[DATA SHOWN — start]

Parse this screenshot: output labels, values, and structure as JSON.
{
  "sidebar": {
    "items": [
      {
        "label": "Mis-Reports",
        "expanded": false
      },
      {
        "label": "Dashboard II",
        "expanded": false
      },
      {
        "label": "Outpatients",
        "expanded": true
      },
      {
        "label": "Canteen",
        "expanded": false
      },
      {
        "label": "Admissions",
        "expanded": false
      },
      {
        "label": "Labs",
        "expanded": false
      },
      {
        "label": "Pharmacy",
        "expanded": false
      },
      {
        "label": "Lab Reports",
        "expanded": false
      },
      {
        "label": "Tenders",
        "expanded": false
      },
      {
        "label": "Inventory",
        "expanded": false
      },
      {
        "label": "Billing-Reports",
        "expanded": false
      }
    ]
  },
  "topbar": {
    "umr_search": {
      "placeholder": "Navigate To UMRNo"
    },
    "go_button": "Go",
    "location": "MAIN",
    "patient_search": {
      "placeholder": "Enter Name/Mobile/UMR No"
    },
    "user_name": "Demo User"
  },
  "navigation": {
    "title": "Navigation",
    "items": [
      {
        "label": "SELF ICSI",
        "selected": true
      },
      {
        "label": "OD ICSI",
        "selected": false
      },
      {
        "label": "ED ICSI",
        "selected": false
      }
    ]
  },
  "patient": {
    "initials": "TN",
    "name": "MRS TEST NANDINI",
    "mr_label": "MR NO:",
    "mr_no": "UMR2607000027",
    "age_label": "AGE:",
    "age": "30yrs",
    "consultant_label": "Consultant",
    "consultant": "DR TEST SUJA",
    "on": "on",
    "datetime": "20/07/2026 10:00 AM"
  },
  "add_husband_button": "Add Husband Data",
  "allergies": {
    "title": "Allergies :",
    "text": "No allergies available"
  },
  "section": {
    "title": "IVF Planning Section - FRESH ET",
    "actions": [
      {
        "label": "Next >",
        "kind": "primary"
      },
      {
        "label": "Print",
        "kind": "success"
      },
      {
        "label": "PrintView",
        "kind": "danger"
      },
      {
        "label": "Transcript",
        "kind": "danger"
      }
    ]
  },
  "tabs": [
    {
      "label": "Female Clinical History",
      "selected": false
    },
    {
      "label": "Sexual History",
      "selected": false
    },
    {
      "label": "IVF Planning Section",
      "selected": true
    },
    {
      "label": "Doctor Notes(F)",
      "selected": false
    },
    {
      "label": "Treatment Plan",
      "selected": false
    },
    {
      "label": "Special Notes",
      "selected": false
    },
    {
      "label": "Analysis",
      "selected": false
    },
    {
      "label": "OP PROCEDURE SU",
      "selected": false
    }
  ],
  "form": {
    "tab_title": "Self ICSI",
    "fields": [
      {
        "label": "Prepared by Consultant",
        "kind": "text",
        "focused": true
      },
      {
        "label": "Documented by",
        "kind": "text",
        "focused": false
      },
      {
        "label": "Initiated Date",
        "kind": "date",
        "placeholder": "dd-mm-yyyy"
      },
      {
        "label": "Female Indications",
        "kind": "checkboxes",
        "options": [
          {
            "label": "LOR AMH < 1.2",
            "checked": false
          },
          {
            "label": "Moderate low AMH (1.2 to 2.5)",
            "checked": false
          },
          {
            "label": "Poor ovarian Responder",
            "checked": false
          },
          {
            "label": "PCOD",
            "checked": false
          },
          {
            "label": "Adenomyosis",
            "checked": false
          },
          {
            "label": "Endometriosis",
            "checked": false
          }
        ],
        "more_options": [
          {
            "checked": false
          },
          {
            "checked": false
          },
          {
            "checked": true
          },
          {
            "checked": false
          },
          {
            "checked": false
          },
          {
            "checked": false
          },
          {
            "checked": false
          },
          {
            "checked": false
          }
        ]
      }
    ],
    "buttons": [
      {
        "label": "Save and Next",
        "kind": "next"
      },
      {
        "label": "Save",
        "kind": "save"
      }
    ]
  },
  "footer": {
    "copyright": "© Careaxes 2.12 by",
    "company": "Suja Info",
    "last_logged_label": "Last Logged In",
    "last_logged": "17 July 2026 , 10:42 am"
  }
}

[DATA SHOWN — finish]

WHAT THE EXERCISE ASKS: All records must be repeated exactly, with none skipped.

OUTPUT BELOW:
Parse this screenshot: output labels, values, and structure as JSON.
{
  "sidebar": {
    "items": [
      {
        "label": "Mis-Reports",
        "expanded": false
      },
      {
        "label": "Dashboard II",
        "expanded": false
      },
      {
        "label": "Outpatients",
        "expanded": true
      },
      {
        "label": "Canteen",
        "expanded": false
      },
      {
        "label": "Admissions",
        "expanded": false
      },
      {
        "label": "Labs",
        "expanded": false
      },
      {
        "label": "Pharmacy",
        "expanded": false
      },
      {
        "label": "Lab Reports",
        "expanded": false
      },
      {
        "label": "Tenders",
        "expanded": false
      },
      {
        "label": "Inventory",
        "expanded": false
      },
      {
        "label": "Billing-Reports",
        "expanded": false
      }
    ]
  },
  "topbar": {
    "umr_search": {
      "placeholder": "Navigate To UMRNo"
    },
    "go_button": "Go",
    "location": "MAIN",
    "patient_search": {
      "placeholder": "Enter Name/Mobile/UMR No"
    },
    "user_name": "Demo User"
  },
  "navigation": {
    "title": "Navigation",
    "items": [
      {
        "label": "SELF ICSI",
        "selected": true
      },
      {
        "label": "OD ICSI",
        "selected": false
      },
      {
        "label": "ED ICSI",
        "selected": false
      }
    ]
  },
  "patient": {
    "initials": "TN",
    "name": "MRS TEST NANDINI",
    "mr_label": "MR NO:",
    "mr_no": "UMR2607000027",
    "age_label": "AGE:",
    "age": "30yrs",
    "consultant_label": "Consultant",
    "consultant": "DR TEST SUJA",
    "on": "on",
    "datetime": "20/07/2026 10:00 AM"
  },
  "add_husband_button": "Add Husband Data",
  "allergies": {
    "title": "Allergies :",
    "text": "No allergies available"
  },
  "section": {
    "title": "IVF Planning Section - FRESH ET",
    "actions": [
      {
        "label": "Next >",
        "kind": "primary"
      },
      {
        "label": "Print",
        "kind": "success"
      },
      {
        "label": "PrintView",
        "kind": "danger"
      },
      {
        "label": "Transcript",
        "kind": "danger"
      }
    ]
  },
  "tabs": [
    {
      "label": "Female Clinical History",
      "selected": false
    },
    {
      "label": "Sexual History",
      "selected": false
    },
    {
      "label": "IVF Planning Section",
      "selected": true
    },
    {
      "label": "Doctor Notes(F)",
      "selected": false
    },
    {
      "label": "Treatment Plan",
      "selected": false
    },
    {
      "label": "Special Notes",
      "selected": false
    },
    {
      "label": "Analysis",
      "selected": false
    },
    {
      "label": "OP PROCEDURE SU",
      "selected": false
    }
  ],
  "form": {
    "tab_title": "Self ICSI",
    "fields": [
      {
        "label": "Prepared by Consultant",
        "kind": "text",
        "focused": true
      },
      {
        "label": "Documented by",
        "kind": "text",
        "focused": false
      },
      {
        "label": "Initiated Date",
        "kind": "date",
        "placeholder": "dd-mm-yyyy"
      },
      {
        "label": "Female Indications",
        "kind": "checkboxes",
        "options": [
          {
            "label": "LOR AMH < 1.2",
            "checked": false
          },
          {
            "label": "Moderate low AMH (1.2 to 2.5)",
            "checked": false
          },
          {
            "label": "Poor ovarian Responder",
            "checked": false
          },
          {
            "label": "PCOD",
            "checked": false
          },
          {
            "label": "Adenomyosis",
            "checked": false
          },
          {
            "label": "Endometriosis",
            "checked": false
          }
        ],
        "more_options": [
          {
            "checked": false
          },
          {
            "checked": false
          },
          {
            "checked": true
          },
          {
            "checked": false
          },
          {
            "checked": false
          },
          {
            "checked": false
          },
          {
            "checked": false
          },
          {
            "checked": false
          }
        ]
      }
    ],
    "buttons": [
      {
        "label": "Save and Next",
        "kind": "next"
      },
      {
        "label": "Save",
        "kind": "save"
      }
    ]
  },
  "footer": {
    "copyright": "© Careaxes 2.12 by",
    "company": "Suja Info",
    "last_logged_label": "Last Logged In",
    "last_logged": "17 July 2026 , 10:42 am"
  }
}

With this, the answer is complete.